TASK DIRECTIONS :: In the records that follow, find each line with the word "this" and copy it.
---
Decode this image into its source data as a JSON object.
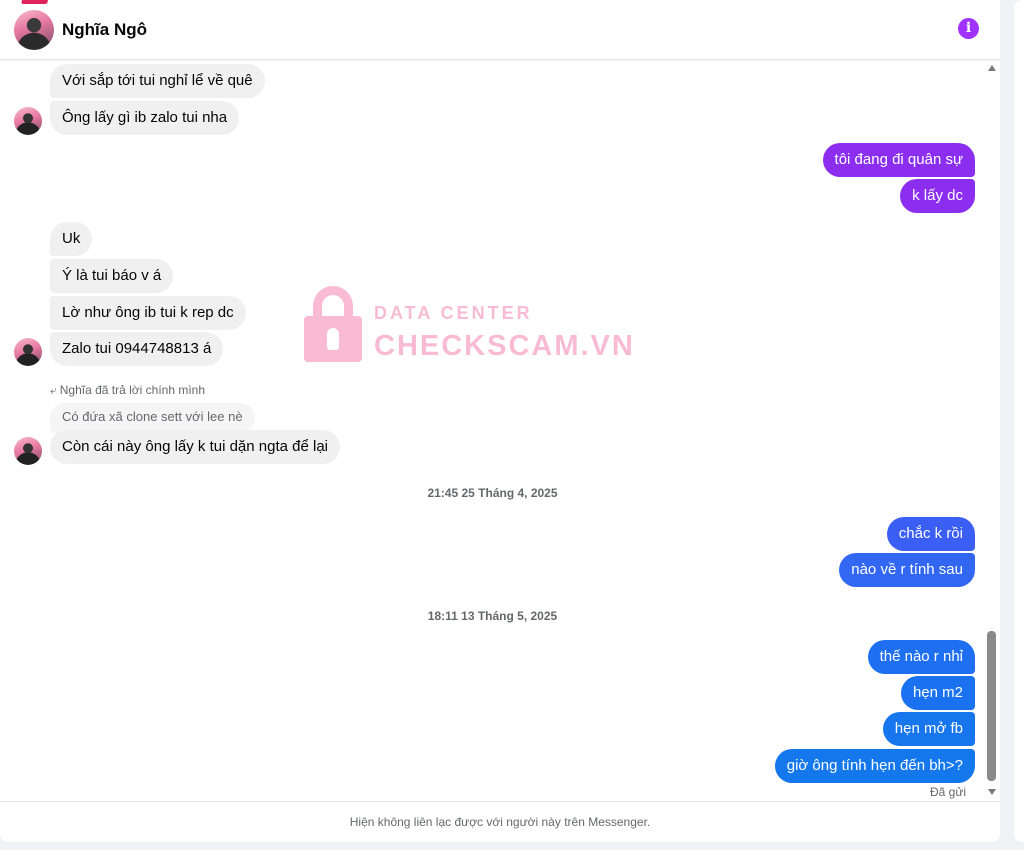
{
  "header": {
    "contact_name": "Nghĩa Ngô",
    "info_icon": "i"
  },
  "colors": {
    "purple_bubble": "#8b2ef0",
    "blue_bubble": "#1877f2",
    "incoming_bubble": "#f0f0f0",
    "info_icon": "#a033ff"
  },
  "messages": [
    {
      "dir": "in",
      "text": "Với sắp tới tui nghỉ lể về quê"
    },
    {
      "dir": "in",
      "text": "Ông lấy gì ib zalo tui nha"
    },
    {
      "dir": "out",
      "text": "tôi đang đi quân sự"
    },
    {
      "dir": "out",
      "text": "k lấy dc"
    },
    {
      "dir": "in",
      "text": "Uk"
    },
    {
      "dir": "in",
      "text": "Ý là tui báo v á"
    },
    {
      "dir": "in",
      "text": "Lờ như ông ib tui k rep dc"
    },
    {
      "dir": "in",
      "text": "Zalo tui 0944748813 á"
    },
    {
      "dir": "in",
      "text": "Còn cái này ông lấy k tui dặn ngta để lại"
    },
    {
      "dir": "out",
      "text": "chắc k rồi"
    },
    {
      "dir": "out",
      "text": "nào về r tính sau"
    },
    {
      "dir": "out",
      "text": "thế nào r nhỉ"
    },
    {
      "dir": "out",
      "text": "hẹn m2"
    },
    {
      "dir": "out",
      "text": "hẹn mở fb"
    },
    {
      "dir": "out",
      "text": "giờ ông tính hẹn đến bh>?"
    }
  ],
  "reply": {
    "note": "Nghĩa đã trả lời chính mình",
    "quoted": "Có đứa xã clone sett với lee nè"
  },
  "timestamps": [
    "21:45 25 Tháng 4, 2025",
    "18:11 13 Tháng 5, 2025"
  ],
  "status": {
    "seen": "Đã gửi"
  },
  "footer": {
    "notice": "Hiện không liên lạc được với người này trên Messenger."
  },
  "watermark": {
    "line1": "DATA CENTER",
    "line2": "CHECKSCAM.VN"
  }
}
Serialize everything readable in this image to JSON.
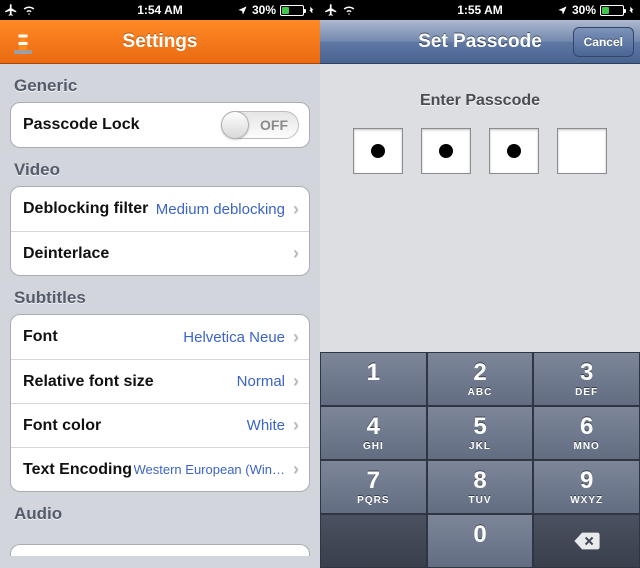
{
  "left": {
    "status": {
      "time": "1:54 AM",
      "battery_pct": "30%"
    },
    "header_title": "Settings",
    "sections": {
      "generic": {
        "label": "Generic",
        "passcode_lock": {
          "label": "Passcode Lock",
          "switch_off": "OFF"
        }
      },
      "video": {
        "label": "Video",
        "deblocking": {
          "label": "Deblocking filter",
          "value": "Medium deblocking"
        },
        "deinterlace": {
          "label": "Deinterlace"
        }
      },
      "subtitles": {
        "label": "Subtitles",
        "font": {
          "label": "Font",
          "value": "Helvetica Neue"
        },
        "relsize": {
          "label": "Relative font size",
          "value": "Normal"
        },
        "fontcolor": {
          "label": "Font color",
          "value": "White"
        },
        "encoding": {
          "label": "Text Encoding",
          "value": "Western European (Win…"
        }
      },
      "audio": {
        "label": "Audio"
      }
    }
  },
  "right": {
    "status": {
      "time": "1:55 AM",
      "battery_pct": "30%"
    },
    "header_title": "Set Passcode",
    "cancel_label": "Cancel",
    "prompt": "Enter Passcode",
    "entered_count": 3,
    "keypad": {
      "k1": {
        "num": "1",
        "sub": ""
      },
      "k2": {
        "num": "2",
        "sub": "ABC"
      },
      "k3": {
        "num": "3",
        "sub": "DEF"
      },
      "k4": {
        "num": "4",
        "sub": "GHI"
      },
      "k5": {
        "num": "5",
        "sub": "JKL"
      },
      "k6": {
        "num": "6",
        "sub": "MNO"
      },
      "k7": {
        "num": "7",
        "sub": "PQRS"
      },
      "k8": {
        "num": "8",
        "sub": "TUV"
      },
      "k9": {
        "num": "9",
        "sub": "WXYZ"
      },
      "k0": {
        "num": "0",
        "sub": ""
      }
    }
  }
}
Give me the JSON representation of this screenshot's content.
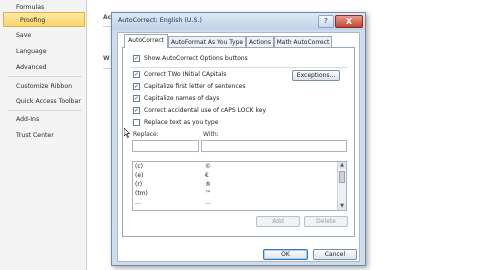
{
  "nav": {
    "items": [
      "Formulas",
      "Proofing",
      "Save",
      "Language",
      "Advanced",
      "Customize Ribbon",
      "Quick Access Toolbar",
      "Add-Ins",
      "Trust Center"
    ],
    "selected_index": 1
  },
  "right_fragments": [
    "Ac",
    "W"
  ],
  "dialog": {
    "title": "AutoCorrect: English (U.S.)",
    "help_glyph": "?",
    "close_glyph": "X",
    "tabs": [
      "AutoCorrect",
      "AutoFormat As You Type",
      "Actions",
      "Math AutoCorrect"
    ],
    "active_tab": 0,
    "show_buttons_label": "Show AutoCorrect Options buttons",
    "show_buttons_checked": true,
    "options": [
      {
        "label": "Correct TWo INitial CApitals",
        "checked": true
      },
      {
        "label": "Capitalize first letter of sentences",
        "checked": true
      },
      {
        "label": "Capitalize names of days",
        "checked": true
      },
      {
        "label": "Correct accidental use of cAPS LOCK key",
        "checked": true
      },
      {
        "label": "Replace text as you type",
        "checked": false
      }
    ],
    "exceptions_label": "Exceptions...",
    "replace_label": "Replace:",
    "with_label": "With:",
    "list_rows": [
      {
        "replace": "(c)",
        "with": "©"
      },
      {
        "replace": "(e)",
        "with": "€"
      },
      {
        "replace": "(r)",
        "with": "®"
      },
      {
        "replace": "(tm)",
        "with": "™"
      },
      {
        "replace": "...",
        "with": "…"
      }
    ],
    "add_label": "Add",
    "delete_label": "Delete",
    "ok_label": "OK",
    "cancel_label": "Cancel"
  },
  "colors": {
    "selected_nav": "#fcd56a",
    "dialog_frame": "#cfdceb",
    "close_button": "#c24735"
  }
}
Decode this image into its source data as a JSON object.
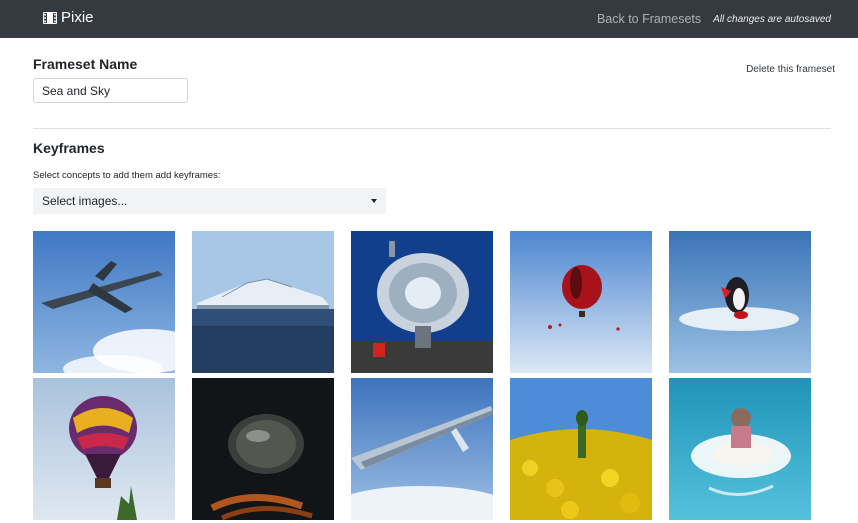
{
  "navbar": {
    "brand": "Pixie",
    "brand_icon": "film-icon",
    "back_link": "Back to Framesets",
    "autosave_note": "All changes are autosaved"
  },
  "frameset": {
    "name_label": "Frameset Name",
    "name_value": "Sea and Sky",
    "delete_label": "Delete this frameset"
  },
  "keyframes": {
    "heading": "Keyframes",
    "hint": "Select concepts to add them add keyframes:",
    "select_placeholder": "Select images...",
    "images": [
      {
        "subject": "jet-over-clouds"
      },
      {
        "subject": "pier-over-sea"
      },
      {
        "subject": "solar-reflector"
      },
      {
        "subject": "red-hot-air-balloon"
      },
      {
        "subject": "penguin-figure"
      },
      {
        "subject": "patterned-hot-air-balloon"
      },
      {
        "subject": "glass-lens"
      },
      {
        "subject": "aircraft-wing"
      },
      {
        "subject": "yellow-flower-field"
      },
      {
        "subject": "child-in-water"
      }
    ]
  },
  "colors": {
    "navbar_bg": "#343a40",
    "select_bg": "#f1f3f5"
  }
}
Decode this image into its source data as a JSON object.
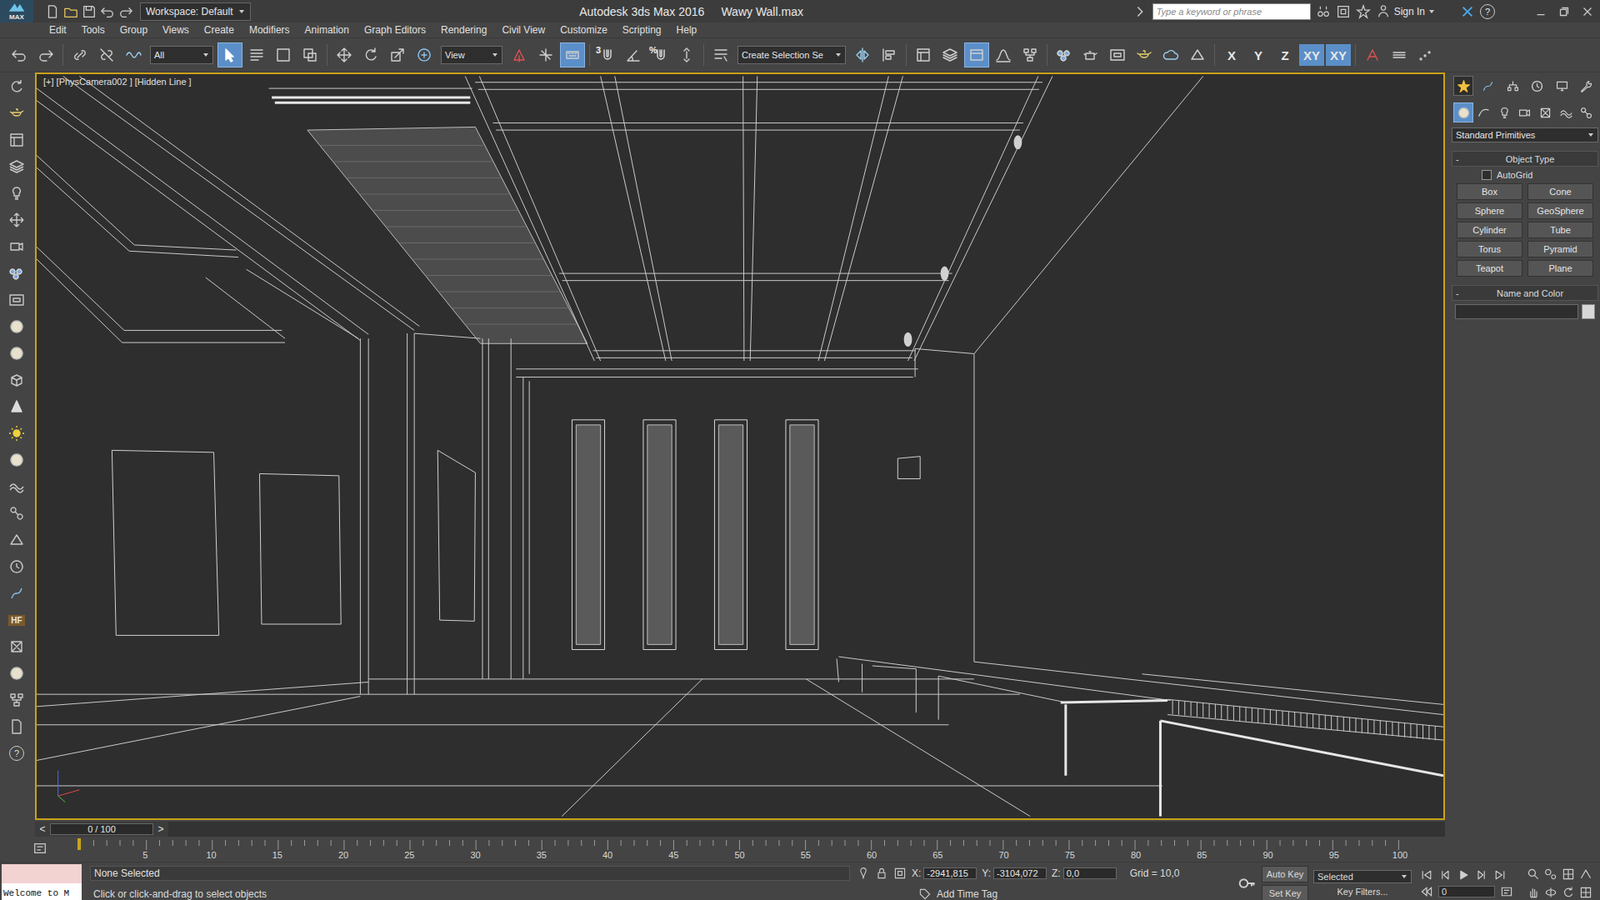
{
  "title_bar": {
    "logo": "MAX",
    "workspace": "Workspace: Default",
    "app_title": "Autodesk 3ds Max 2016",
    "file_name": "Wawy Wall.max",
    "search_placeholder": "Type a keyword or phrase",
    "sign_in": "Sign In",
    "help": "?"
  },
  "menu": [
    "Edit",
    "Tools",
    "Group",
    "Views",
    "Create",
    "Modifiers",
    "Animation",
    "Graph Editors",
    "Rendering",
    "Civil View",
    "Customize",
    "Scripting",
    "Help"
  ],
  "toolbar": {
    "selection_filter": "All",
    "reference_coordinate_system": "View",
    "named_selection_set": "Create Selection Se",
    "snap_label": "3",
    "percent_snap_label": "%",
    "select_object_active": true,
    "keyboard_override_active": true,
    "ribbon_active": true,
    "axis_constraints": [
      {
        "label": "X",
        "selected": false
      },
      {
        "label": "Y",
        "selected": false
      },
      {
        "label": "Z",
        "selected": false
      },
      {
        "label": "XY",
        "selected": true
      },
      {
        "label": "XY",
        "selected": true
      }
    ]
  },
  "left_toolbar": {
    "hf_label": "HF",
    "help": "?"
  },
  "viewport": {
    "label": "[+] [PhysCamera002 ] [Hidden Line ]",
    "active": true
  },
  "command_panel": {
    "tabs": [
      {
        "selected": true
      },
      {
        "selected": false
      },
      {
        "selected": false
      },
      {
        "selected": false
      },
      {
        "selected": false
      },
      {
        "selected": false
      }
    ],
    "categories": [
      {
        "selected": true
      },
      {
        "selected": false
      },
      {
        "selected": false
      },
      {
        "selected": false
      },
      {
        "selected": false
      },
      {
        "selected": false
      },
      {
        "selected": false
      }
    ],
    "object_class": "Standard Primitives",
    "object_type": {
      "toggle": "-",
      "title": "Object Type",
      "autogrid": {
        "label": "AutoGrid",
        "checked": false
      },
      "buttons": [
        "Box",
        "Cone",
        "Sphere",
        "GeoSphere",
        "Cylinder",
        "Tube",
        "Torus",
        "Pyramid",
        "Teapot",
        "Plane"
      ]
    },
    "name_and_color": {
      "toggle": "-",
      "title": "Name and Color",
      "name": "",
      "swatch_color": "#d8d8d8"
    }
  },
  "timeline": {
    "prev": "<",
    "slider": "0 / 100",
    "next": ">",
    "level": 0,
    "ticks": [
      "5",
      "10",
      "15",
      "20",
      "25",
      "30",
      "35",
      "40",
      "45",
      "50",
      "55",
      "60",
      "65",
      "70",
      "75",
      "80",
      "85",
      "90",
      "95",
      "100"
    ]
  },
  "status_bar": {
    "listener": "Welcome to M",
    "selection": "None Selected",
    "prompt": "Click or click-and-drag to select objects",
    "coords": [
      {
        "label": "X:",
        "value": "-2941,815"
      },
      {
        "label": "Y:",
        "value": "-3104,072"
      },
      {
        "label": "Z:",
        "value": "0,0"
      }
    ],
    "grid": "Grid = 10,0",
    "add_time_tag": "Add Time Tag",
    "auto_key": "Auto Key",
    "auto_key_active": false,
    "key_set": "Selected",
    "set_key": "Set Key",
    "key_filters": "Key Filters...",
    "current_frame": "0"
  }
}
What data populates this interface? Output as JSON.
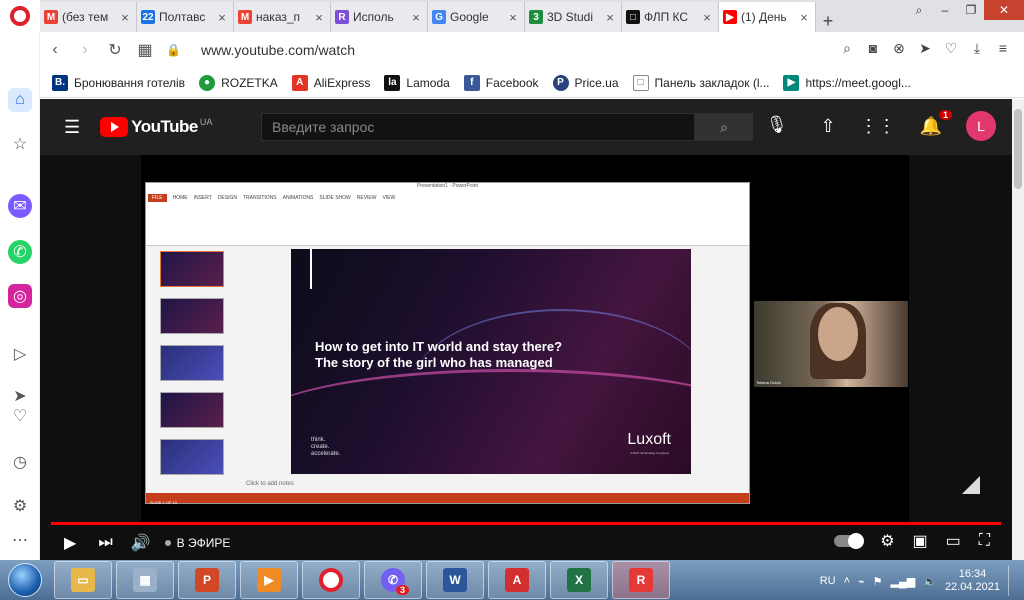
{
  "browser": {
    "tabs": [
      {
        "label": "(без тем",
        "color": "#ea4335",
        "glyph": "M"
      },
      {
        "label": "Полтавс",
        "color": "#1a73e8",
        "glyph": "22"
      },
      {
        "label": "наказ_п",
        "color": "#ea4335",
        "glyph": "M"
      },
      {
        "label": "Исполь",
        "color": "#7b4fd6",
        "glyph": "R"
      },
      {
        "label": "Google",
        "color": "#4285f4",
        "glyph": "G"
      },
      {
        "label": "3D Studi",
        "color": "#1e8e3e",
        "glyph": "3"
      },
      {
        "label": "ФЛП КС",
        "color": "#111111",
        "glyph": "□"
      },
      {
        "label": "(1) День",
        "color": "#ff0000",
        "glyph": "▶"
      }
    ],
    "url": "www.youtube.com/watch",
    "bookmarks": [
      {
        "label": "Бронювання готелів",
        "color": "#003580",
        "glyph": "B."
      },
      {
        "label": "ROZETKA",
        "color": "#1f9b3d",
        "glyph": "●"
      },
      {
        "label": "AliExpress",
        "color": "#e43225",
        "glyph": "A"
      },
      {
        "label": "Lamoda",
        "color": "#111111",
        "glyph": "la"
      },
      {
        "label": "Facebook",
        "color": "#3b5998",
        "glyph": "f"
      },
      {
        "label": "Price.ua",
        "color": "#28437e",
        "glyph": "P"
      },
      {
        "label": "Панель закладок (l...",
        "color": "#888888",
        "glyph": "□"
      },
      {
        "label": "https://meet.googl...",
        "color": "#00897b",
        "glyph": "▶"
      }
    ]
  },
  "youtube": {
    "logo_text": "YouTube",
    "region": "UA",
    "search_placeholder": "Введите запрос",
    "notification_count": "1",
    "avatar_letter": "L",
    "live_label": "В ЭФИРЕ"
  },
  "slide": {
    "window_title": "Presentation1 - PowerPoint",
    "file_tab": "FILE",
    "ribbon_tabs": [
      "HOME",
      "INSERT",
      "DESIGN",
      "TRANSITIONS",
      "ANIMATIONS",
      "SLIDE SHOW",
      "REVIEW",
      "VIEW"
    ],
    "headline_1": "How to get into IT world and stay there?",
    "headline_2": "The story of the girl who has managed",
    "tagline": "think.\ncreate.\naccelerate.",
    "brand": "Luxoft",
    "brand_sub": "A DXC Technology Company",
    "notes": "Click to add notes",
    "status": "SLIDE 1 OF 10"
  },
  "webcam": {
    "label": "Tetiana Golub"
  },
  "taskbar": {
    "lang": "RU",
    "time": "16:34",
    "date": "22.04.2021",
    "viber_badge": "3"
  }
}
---
SOLVED EXERCISE ::
Decode this image into its source data as a JSON object.
Serialize everything readable in this image to JSON.
Give me the JSON representation of this screenshot's content.
Decode this image into its source data as a JSON object.
    "delete_label": "Delete this frameset"
Decode this image into its source data as a JSON object.
What data populates this interface? Output as JSON.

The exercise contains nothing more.